A study by Bankrate.com has caused quite a stir among the general public, and possibly some headaches among those in the public sector.
As the Deseret News recently reported, Bankrate reported that the average congressman retires more comfortably than most Americans. In fact, many Americans aren't ready for retirement at all. A study by the Employee Benefit Research Institute conducted this year showed that only 66 percent of all Americans have begun saving for retirement. That leaves 34 percent of American workers without any retirement savings.
Among those who are saving, retirement plans provided by their employers are often the largest helps to their future financial security.
In light of Bankrate's assessment of elected representatives, the Deseret News has compiled a list of some of the best jobs, both public and private, when it comes to retirement security.
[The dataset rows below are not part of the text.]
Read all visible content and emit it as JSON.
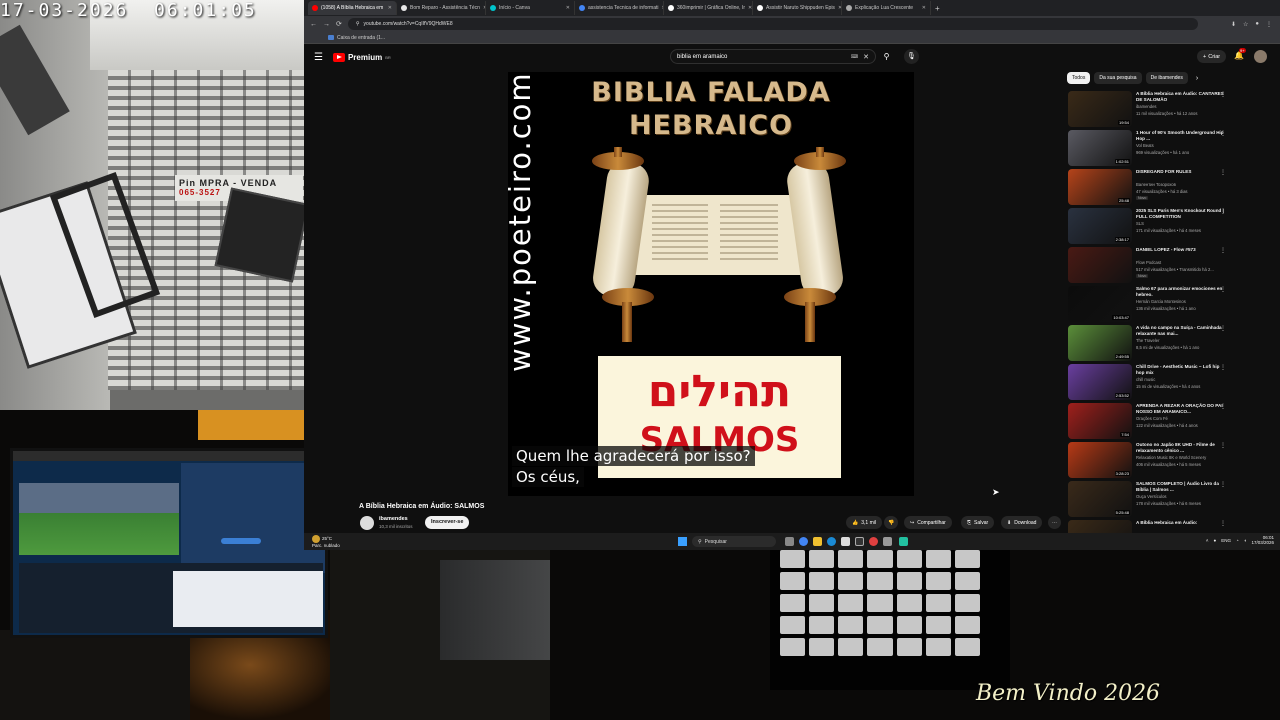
{
  "camera": {
    "timestamp": "17-03-2026  06:01:05",
    "sign_text": "Pin  MPRA - VENDA",
    "sign_phone": "065-3527"
  },
  "browser": {
    "tabs": [
      {
        "label": "(1058) A Bíblia Hebraica em",
        "favicon_color": "#ff0000",
        "active": true
      },
      {
        "label": "Bom Reparo - Assistência Técn",
        "favicon_color": "#e8e8e8",
        "active": false
      },
      {
        "label": "Início - Canva",
        "favicon_color": "#00c4cc",
        "active": false
      },
      {
        "label": "assistencia Tecnica de informati",
        "favicon_color": "#4285f4",
        "active": false
      },
      {
        "label": "360imprimir | Gráfica Online, Ir",
        "favicon_color": "#ffffff",
        "active": false
      },
      {
        "label": "Assistir Naruto Shippuden Epis",
        "favicon_color": "#ffffff",
        "active": false
      },
      {
        "label": "Explicação Lua Crescente",
        "favicon_color": "#aaaaaa",
        "active": false
      }
    ],
    "new_tab_label": "+",
    "url": "youtube.com/watch?v=CqIIfV9QHdWE8",
    "bookmark": "Caixa de entrada (1..."
  },
  "youtube": {
    "logo_text": "Premium",
    "logo_sup": "BR",
    "search_query": "biblia em aramaico",
    "create_label": "Criar",
    "notif_count": "9+",
    "video": {
      "title_line1": "BIBLIA FALADA",
      "title_line2": "HEBRAICO",
      "watermark": "www.poeteiro.com",
      "hebrew": "תהילים",
      "salmos": "SALMOS",
      "subtitle_1": "Quem lhe agradecerá por isso?",
      "subtitle_2": "Os céus,"
    },
    "info": {
      "title": "A Bíblia Hebraica em Áudio: SALMOS",
      "channel": "ibamendes",
      "subscribers": "10,3 mil inscritos",
      "subscribe_label": "Inscrever-se",
      "likes": "3,1 mil",
      "share": "Compartilhar",
      "save": "Salvar",
      "download": "Download"
    },
    "chips": [
      "Todos",
      "Da sua pesquisa",
      "De ibamendes"
    ],
    "recommendations": [
      {
        "title": "A Bíblia Hebraica em Áudio: CANTARES DE SALOMÃO",
        "channel": "ibamendes",
        "meta": "11 mil visualizações • há 12 anos",
        "duration": "19:54",
        "color": "#3a2a18",
        "badge": ""
      },
      {
        "title": "1 Hour of 90's Smooth Underground Hip Hop ...",
        "channel": "Vol Beats",
        "meta": "969 visualizações • há 1 ano",
        "duration": "1:02:51",
        "color": "#5a5a62",
        "badge": ""
      },
      {
        "title": "DISREGARD FOR RULES",
        "channel": "Валентин Тозорохов",
        "meta": "47 visualizações • há 3 dias",
        "duration": "25:48",
        "color": "#b6441a",
        "badge": "Novo"
      },
      {
        "title": "2025 SLS Paris Men's Knockout Round | FULL COMPETITION",
        "channel": "SLS",
        "meta": "171 mil visualizações • há 4 meses",
        "duration": "2:38:17",
        "color": "#2a3240",
        "badge": ""
      },
      {
        "title": "DANIEL LOPEZ - Flow #573",
        "channel": "Flow Podcast",
        "meta": "517 mil visualizações • Transmitido há 2...",
        "duration": "",
        "color": "#4a1a14",
        "badge": "Novo"
      },
      {
        "title": "Salmo 67 para armonizar emociones en hebreo.",
        "channel": "Hernán Garcia Montesinos",
        "meta": "136 mil visualizações • há 1 ano",
        "duration": "10:03:47",
        "color": "#0c0c0c",
        "badge": ""
      },
      {
        "title": "A vida no campo na Suíça - Caminhada relaxante nas mai...",
        "channel": "The Traveler",
        "meta": "8,5 mi de visualizações • há 1 ano",
        "duration": "2:49:55",
        "color": "#5b8f3a",
        "badge": ""
      },
      {
        "title": "Chill Drive - Aesthetic Music ~ Lofi hip hop mix",
        "channel": "chill music",
        "meta": "15 mi de visualizações • há 4 anos",
        "duration": "2:53:52",
        "color": "#6a3fa0",
        "badge": ""
      },
      {
        "title": "APRENDA A REZAR A ORAÇÃO DO PAI NOSSO EM ARAMAICO...",
        "channel": "Orações Com Fé",
        "meta": "122 mil visualizações • há 4 anos",
        "duration": "7:54",
        "color": "#a0201c",
        "badge": ""
      },
      {
        "title": "Outono no Japão 8K UHD - Filme de relaxamento cênico ...",
        "channel": "Relaxation Music 8K e World Scenery",
        "meta": "406 mil visualizações • há 5 meses",
        "duration": "3:28:23",
        "color": "#b83a16",
        "badge": ""
      },
      {
        "title": "SALMOS COMPLETO | Áudio Livro da Bíblia | Salmos ...",
        "channel": "Ouça Versículos",
        "meta": "178 mil visualizações • há 6 meses",
        "duration": "5:25:48",
        "color": "#3a2a1a",
        "badge": ""
      },
      {
        "title": "A Bíblia Hebraica em Áudio:",
        "channel": "",
        "meta": "",
        "duration": "",
        "color": "#3a2a18",
        "badge": ""
      }
    ]
  },
  "taskbar": {
    "temperature": "25°C",
    "weather": "Parc. nublado",
    "search_label": "Pesquisar",
    "lang": "ENG",
    "time": "06:01",
    "date": "17/03/2026"
  },
  "overlay": {
    "welcome": "Bem Vindo 2026"
  }
}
Bolstered primarily by strong unions, utilities workers such as plumbers and electricians enjoy some of the best pension plans in the country as a whole. According to the Bureau of Labor Statistics, roughly 80 percent of utilities workers participate in defined benefit pension plans. Not only does the field offer competitive retirement funds, but the utilities industry is also in need of some new blood. As of 2010, roughly one in five utilities workers were at the age of retirement.
According to the Bureau of Labor Statistics, roughly 23 percent of workers in the construction industry are covered by a defined benefit plan. To put that in perspective, only 6 percent of those in the hospitality industry are covered. Full-time construction workers often receive $1.80 per hour toward retirement. Much like the utilities industry, construction workers owe a large part of their impressive retirement plans to strong unions.
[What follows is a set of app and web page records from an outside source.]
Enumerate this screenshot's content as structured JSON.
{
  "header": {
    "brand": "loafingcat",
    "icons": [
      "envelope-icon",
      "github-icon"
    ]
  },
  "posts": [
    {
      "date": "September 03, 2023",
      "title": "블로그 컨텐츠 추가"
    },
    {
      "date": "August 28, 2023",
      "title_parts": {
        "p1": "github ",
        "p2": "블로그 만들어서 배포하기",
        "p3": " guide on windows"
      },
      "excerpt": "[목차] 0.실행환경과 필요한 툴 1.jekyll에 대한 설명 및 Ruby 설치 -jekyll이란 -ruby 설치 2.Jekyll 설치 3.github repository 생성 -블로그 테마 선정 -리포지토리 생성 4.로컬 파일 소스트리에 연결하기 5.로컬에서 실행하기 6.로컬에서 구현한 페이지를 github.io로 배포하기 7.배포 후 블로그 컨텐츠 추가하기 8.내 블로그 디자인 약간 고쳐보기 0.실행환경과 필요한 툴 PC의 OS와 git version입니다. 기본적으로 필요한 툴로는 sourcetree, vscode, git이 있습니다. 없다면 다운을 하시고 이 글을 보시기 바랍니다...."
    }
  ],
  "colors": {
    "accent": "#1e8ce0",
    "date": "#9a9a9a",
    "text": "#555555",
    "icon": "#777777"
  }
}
Those who work in the field of management and insurance professionals receive benefits comparable to those in utilities. Insurance professionals are often singled out for great benefits because their line of work provides an opportunity to test their products. They often take in $1.93 per hour for employee retirement benefits.
Though the average employer contribution is nothing to get too excited about (the average comes to 84 cents per hour worked) it’s the strength of the industry and its growth rate that has attracted so much attention. In fact, close to half of the businesses listed on AARP’s best employers for workers over 50 are health care companies.
Within the broader spectrum of health care jobs, nursing is one of the fastest growing occupations. According to the Bureau of Labor Statistics, registered nurses are expected to increase by 26 percent by 2020, which is 12 percent higher than the average growth rate.
Law enforcement is the most common profession receiving $100,000-plus pensions. Not bad work, if you can get it. In fact, many who work in the public sector benefit from state pension programs that can pay up to 90 percent of your salary at retirement.
Like those in law enforcement, firefighters benefit from some of the most generous state pension programs, sometimes even reaching 90 percent of their total salary at retirement.
Universities are well-known for above average matching programs for retirement accounts, but they also often offer educational preparations for retirement. As US News reports, all together the education industry averages $1.72 per hour worked to employee retirement benefits.
This career path often includes jobs in warehouses, agriculture and mining. According to US News, the wholesale trade industry had an above-average decrease in self-contributions to employee retirement accounts from 2007 to 2009. Currently, the average retirement contribution averages 98 cents per hour to workers.
Jobs such as textile, chemical and computer manufacturing stand out because of their average retirement benefit contribution of $1.30 per hour worked. While individual industries vary, manufacturing has garnered a reputation because of its general consistency as one of the top select private industries for defined benefit pension plans.
More specific than some of the other industries on this list, those in the aircraft manufacturing business enjoy average retirement contributions of $2.87 per hour worked.
Architects and researchers average $1.51 per hour in employer contribution to worker retirement benefits. Among the other fields often included in this category are accounting and advertising jobs.
According to US News, the stable career opportunities are the main draw for these industries. According to its research, the U.S. Postal Service likely employs more than 500,000 career employees. At an average of $1.77 per hour for retirement contributions, workers in transportation and warehousing typically enjoy an above-average retirement plan.
With the typical contribution to worker retirement benefits at $2.76 per hour worked, those in information industries often enjoy the benefits of large corporate retirement plans. Major tech industries such as Apple and Microsoft have the money, and the stability, to offer such high benefits.